The restoration was so successful that the Dutch Government put the organ back on its heritage register.

Mr Meijer has given recitals at St John’s Anglican Church in Launceston and he still plays at the University of Tasmania graduation ceremonies at the Albert Hall in Launceston.

After being made redundant from his job at a Launceston primary school in 1995, he gave organ and piano lessons privately and also started work restoring and maintaining pipe organs throughout the State and tuning and maintaining pianos.

Building an organ requires fine cabinet making, metalwork, soldering, musical, mechanical and even leatherwork skills (for the bellows).

For Mr Meijer, the most satisfying part of the process comes when the work is complete and he hears the organ’s ‘voice,’ as he envisaged it, for the first time.

"I like the variety in the sound, the colour, the timbre, the beautiful harmony, the flute sounds, the chorus,’’ he said.

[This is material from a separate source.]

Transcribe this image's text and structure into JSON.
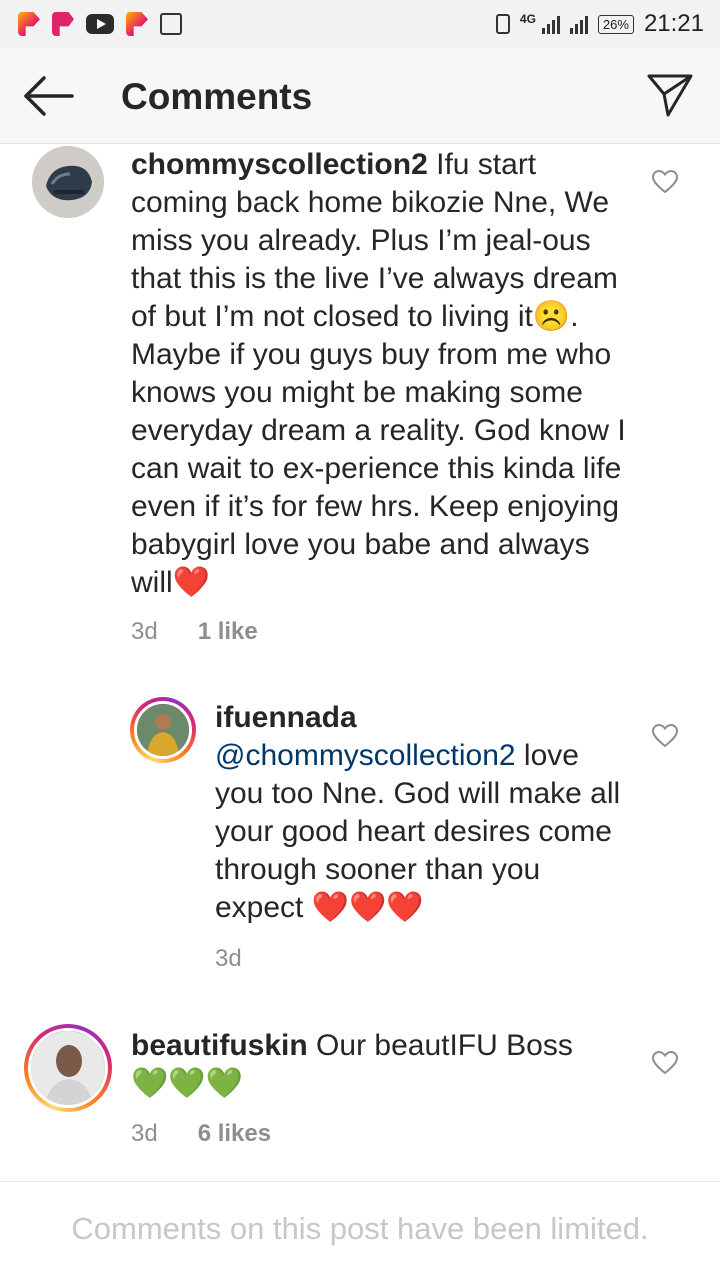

"Every organ is different and that makes it exciting.’’

An accident with a table saw during construction of the St Patrick’s Church organ severely cut two fingers of Mr Meijer’s right hand and required an operation.

While Mr Meijer, now 71, is happy that he can still play the instrument he loves, with arthritis now affecting his hands he is realistic that this organ will be the last that he builds.
Mr Meijer and his wife Trudy, recently loaded up the myriad of organ parts in their campervan and travelled from their Launceston home to Colebrook, to put the musical jigsaw puzzle together.

The unique Colebrook organ features Tasmanian blackwood, and the outer casing was French polished in Hobart.

The organ’s construction has been made possible through the Pugin Foundation, and is supported by the Tasmanian Community Fund.

St Patrick’s Church was designed by renowned English architect Augustus Pugin, whose work can also be seen in the interior design of the Palace of Westminster in London.

Hans Meijer was commissioned to build the organ to mark the bicentenary of Pugin’s birth.

To view photos of the construction and to hear the organ please click here.